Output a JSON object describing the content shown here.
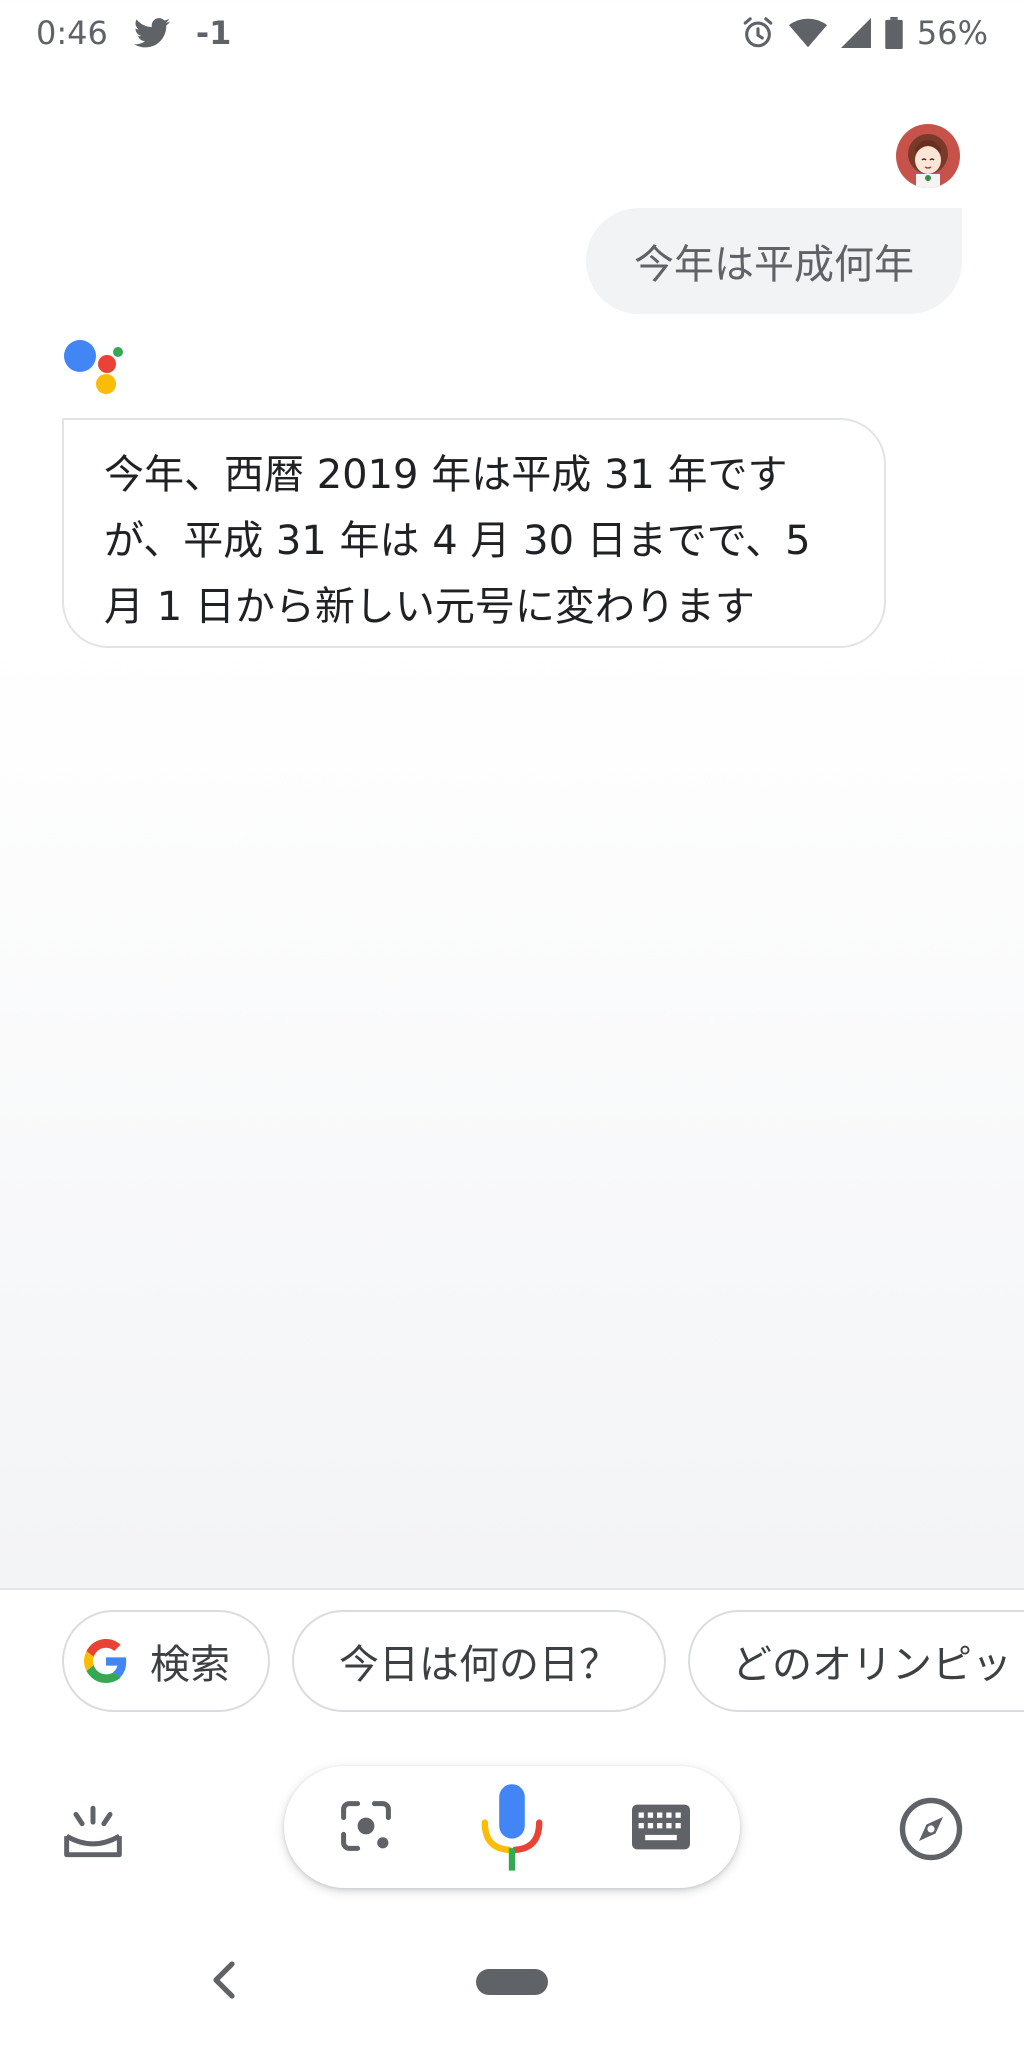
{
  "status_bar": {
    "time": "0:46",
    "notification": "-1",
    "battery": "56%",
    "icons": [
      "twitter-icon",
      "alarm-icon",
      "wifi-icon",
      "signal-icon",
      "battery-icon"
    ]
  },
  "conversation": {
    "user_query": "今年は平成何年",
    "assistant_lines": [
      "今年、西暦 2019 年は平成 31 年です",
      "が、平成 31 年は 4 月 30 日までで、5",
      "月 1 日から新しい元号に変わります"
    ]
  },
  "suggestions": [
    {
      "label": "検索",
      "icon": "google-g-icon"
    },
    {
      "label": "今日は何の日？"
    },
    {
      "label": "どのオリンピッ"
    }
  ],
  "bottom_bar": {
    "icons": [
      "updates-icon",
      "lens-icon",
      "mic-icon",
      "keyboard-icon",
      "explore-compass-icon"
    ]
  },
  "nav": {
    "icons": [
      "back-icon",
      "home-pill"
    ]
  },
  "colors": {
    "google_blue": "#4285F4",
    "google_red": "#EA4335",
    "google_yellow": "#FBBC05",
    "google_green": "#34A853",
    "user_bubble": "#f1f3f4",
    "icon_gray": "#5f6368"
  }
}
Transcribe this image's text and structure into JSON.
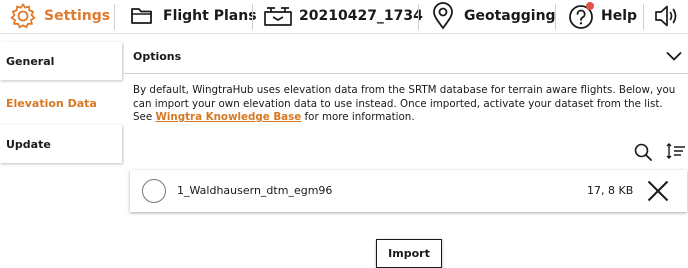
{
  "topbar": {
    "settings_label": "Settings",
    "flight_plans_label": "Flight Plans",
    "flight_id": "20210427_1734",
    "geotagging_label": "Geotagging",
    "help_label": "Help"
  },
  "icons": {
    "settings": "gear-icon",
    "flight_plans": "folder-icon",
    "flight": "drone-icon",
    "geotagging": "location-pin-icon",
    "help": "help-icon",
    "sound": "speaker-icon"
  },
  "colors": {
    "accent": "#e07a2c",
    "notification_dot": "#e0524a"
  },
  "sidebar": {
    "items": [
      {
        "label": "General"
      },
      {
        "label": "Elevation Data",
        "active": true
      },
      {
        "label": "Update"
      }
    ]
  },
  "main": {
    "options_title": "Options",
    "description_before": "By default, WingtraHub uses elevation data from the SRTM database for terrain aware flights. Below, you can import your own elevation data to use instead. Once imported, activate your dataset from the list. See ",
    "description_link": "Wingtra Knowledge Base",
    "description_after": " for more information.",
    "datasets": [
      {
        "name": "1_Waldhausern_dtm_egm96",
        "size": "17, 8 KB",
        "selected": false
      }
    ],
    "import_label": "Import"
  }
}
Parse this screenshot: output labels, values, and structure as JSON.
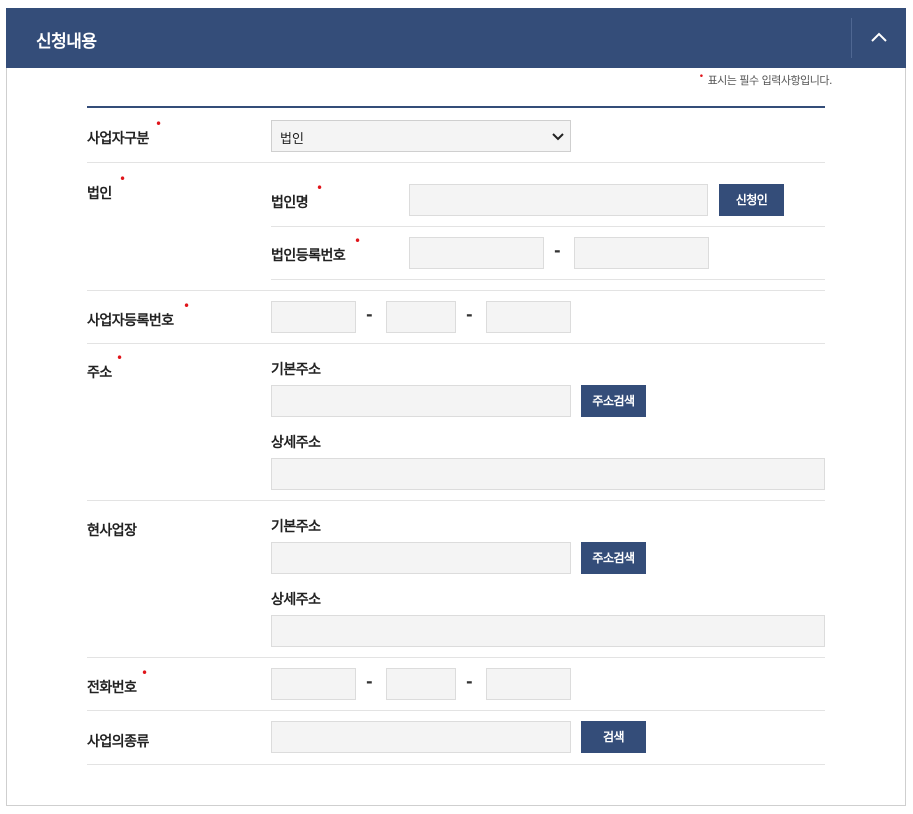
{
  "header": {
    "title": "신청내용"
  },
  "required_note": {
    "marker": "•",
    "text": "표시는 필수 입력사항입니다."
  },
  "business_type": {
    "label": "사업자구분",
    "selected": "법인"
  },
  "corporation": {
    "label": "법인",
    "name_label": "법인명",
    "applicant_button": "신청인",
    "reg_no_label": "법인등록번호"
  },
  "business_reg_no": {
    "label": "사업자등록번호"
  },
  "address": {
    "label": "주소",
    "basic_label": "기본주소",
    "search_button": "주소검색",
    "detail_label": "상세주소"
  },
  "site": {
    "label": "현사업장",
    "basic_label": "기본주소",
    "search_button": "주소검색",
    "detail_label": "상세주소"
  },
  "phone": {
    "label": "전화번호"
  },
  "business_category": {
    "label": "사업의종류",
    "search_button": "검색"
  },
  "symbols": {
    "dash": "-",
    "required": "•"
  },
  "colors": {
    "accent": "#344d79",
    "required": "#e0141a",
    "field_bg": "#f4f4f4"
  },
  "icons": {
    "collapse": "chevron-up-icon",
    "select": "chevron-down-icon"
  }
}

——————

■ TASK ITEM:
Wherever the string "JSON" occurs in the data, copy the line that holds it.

■ RESULT OF THE EXERCISE:
Output a JSON object describing the content shown here.
Transcribe this image's text and structure into JSON.
Parse this screenshot: output labels, values, and structure as JSON.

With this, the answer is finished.